View Article: PubMed Central - PubMed

Affiliation: EA 3854 Bactéries et Risque Materno-foetal, Institut Fédératif de Recherche 136 Agents Transmissibles et Infectiologie, Université François-Rabelais de Tours, UFR de Médecine, Tours, France.

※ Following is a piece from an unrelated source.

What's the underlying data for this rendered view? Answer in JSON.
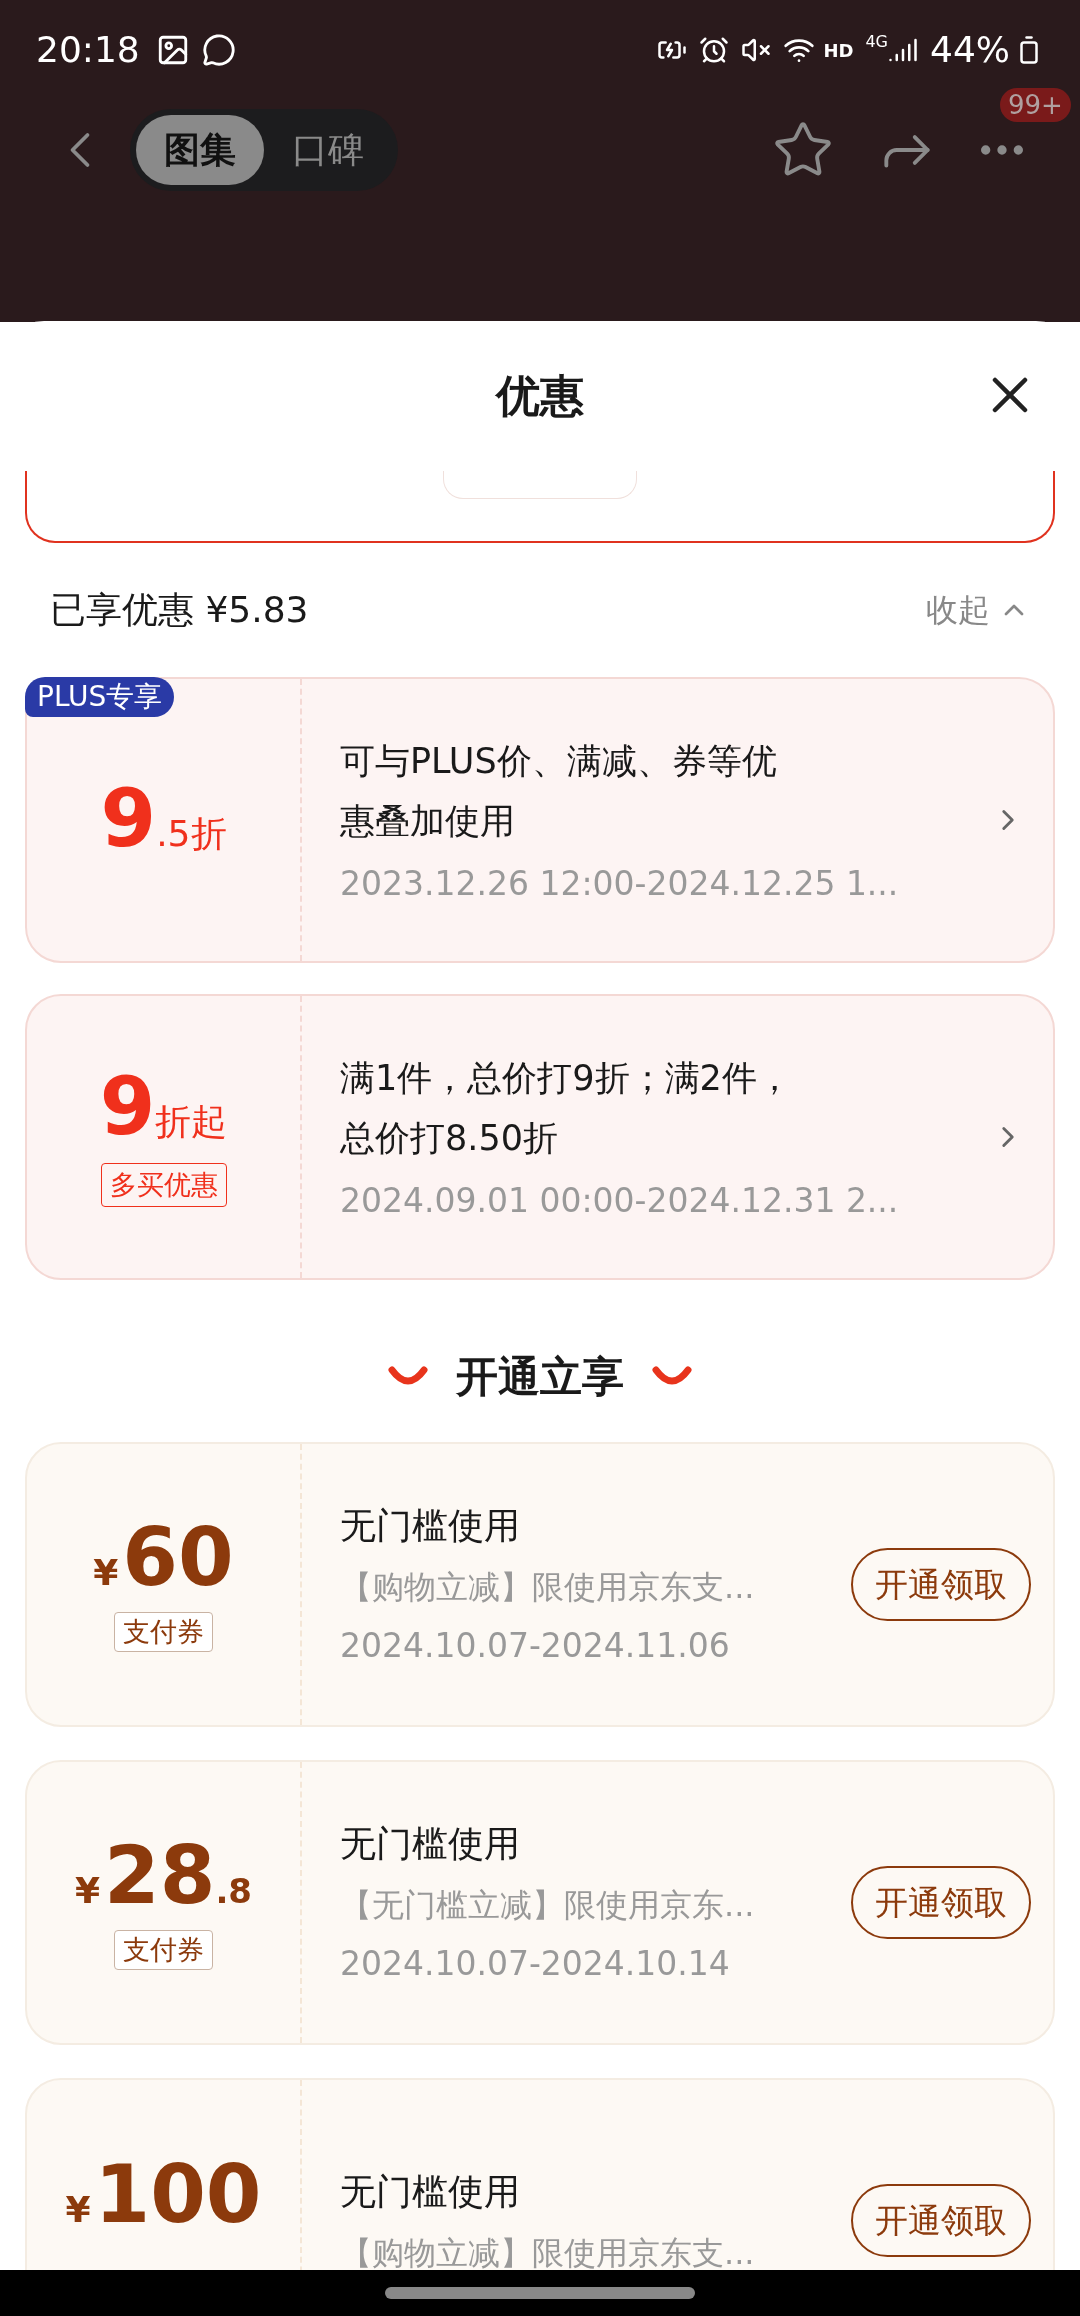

ABSTRACT
The phylogenetic position and prophage DNA content of the genomes of 142 S. agalactiae (group-B streptococcus, GBS) isolates responsible for bacteremia and meningitis in adults and neonates were studied and compared. The distribution of the invasive isolates between the various serotypes, sequence types (STs) and clonal complexes (CCs) differed significantly between adult and neonatal isolates. Use of the neighbor-net algorithm with the PHI test revealed evidence for recombination in the population studied (PHI, P = 2.01 × 10(-6)), and the recombination-mutation ratio (R/M) was 6:7. Nevertheless, the estimated R/M ratio differed between CCs. Analysis of the prophage DNA regions of the genomes of the isolates assigned 90% of the isolates to five major prophage DNA groups: A to E. The mean number of prophage DNA fragments amplified per isolate varied from 2.6 for the isolates of prophage DNA group E to 4.0 for the isolates of prophage DNA group C. The isolates from adults and neonates with invasive diseases were distributed differently between the various prophage DNA groups (P < 0.00001). Group C prophage DNA fragments were found in 52% of adult invasive isolates, whereas 74% of neonatal invasive isolates had prophage DNA fragments of groups A and B. Differences in prophage DNA content were also found between serotypes, STs and CCs (P < 0.00001). All the ST-1 and CC1 isolates, mostly of serotype V, belonged to the prophage DNA group C, whereas 84% of the ST-17 and CC17 isolates, all of serotype III, belonged to prophage DNA groups A and B. These data indicate that the transduction mechanisms, i.e., gene transfer from one bacterium to another by a bacteriophage, underlying genetic recombination in S. agalactiae species, are specific to each intraspecies lineage and population of strains responsible for invasive diseases in adults and neonates.

Show MeSH
Related in: MedlinePlus